House Majority Leader Eric Cantor (R-VA) appeared on CNBC today to discuss the GOP’s vision for the economy and the budget. Cantor promised that the Republican majority in the House is “listening” and wants to go about “evening the playing field” between, amongst other parties, “fraudulent mortgage actors” and the homeowners they’ve harmed:
CANTOR: At the end of the day, really, in this country, it’s about everybody having a fair shot. And it’s the private sector employers and employees thinking they don’t have a fair shot cause there’s something going on with their politicians and the government worker unions. People are feeling, still, that fraudulent mortgage actors have caused their home values to be depressed and they can’t see that come back. There’s people looking at the gyrations on Wall Street thinking ‘hey, wait, a minute, what about my 401(k)?’ And so what we’re going to be about in Washington is to try and say, you know, you’ve got now a majority in Congress in the House that’s listening, that wants to go about evening the playing field, to give everybody that fair shot.
It’s good to hear Cantor admit that fraudulent mortgage lending took place. But while he’s acknowledged that reality today, Cantor has not had much sympathy for foreclosed-upon homeowners in the past. He criticized the Obama administration’s foreclosure prevention efforts as helping people who are not “playing and paying by the rules,” and said that those facing foreclosure simply “have to take responsibility for themselves.”
And Cantor’s position mirrors that of most House Republicans. When the “robo-signing” scandal first broke — which involved banks violating due process by approving foreclosures without actually examining the proper documentation — House Oversight Committee Chairman Darrell Issa (R-CA) decided that the proper remedy was to investigate whether poor people took out mortgages they couldn’t afford. House Republicans also voted en masse against the Dodd-Frank financial reform law, which created a new Consumer Financial Protection Bureau to police fraudulent and predatory mortgage lending.
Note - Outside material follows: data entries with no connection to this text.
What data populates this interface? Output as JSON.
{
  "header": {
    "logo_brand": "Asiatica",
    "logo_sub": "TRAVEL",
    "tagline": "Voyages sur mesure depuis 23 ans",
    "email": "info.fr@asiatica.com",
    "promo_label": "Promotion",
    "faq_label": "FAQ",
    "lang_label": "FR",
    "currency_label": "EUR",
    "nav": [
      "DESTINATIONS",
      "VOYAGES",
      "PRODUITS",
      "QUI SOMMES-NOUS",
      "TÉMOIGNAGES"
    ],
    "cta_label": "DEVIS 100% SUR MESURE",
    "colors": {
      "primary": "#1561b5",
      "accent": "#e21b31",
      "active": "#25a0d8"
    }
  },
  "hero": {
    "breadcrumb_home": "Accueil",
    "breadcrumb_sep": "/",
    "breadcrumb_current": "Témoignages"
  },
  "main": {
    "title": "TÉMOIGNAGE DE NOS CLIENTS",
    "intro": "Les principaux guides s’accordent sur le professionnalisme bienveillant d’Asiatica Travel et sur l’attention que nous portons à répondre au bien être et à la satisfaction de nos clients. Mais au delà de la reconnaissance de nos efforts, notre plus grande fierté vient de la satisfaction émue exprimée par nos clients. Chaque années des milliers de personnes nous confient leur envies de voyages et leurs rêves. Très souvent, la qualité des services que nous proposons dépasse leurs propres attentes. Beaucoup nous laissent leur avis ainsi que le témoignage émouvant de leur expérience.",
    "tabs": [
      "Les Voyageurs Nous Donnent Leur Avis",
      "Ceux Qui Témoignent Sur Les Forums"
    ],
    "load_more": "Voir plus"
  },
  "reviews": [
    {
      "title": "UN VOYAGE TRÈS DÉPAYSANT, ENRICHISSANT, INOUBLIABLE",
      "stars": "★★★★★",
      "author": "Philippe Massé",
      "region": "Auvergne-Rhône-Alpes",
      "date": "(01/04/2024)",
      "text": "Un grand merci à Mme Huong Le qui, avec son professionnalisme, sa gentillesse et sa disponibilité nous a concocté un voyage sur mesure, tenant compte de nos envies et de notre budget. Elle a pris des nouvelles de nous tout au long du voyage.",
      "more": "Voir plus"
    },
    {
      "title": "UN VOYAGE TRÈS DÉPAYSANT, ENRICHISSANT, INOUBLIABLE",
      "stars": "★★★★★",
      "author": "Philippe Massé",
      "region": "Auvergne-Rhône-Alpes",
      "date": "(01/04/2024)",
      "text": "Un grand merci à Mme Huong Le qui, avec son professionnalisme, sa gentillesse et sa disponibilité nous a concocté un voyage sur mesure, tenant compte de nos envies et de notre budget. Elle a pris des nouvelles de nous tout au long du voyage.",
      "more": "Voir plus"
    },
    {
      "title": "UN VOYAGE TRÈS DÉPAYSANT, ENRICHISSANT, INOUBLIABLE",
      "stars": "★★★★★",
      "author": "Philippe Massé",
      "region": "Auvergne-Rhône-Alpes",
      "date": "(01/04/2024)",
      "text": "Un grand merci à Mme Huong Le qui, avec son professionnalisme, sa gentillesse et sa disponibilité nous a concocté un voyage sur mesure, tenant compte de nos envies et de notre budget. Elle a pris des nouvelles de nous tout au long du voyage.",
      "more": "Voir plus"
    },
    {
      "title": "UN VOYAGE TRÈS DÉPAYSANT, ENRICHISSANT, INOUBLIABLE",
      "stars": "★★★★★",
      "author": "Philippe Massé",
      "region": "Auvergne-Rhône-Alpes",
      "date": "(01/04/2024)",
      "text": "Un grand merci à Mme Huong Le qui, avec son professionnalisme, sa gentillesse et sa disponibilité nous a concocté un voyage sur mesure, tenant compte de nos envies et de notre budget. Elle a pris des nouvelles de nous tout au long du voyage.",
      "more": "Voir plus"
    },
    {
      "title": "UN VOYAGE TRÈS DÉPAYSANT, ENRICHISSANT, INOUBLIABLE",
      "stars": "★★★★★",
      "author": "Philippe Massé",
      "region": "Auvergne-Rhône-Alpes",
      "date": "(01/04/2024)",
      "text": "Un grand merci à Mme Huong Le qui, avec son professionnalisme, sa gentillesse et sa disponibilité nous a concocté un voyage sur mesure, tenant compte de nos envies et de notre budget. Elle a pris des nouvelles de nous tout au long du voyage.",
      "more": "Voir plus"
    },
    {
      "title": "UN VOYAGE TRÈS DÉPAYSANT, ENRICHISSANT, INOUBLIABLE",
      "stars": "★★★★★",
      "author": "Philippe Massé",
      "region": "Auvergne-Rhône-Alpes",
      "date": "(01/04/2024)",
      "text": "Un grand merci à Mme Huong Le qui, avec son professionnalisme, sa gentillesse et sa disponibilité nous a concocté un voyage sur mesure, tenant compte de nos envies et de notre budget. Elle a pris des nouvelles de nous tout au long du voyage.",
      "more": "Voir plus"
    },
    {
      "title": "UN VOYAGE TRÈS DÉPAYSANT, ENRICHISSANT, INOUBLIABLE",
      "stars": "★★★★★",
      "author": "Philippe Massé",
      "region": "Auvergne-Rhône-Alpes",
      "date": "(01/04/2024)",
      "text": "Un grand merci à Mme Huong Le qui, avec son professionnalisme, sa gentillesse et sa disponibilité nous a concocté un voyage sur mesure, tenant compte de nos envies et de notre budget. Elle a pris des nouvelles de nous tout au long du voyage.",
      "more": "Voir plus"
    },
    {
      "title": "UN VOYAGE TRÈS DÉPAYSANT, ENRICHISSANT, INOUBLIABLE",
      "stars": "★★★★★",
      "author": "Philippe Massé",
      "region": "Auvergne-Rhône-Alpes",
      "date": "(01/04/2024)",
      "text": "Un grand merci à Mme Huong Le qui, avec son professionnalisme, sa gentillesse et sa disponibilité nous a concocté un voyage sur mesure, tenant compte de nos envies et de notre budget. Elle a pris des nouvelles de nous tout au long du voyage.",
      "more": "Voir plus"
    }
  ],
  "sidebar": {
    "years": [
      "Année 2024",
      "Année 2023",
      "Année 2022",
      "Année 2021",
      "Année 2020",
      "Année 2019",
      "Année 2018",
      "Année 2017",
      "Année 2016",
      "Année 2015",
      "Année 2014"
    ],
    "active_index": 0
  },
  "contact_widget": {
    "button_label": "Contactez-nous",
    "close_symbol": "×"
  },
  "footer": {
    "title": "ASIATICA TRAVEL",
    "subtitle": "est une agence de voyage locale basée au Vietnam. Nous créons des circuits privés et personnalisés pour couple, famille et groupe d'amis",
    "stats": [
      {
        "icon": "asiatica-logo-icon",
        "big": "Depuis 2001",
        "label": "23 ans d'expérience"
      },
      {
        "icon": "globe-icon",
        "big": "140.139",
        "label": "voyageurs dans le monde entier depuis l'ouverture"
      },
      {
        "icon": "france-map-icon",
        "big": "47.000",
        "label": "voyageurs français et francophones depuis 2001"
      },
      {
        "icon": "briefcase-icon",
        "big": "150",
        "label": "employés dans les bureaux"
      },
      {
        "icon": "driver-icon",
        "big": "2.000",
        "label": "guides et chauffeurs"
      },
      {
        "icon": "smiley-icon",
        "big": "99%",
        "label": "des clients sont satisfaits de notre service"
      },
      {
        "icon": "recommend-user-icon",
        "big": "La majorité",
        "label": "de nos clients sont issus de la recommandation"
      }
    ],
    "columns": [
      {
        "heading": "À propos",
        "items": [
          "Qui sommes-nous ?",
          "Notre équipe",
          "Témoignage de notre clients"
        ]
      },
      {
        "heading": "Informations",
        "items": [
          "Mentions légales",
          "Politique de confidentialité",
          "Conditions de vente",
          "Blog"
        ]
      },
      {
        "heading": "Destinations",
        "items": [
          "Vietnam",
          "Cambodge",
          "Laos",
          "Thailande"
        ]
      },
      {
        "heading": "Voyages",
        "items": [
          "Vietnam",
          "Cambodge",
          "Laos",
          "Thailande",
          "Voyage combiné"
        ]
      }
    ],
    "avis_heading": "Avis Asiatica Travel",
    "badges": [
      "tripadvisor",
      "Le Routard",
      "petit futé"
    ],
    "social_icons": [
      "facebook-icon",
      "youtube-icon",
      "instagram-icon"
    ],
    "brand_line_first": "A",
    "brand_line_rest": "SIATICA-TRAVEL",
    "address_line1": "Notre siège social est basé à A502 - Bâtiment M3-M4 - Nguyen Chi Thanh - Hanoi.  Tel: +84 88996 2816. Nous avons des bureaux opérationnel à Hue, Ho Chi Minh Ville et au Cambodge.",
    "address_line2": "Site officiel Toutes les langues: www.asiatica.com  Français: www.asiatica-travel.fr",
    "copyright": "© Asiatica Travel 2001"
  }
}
House Republicans are also currently trying to “pull the plug” on federal foreclosure prevention programs, with Rep. Randy Neugebauer (R-TX), Chairman of the House Financial Services Subcommittee on Oversight and Investigations, saying that foreclosure prevention efforts simply “need to stop.” It’s fine that Cantor seems finally willing to accept that abuses occurred, but House Republicans have made it abundantly clear that they don’t plan to grapple with any of the fallout those abuses caused.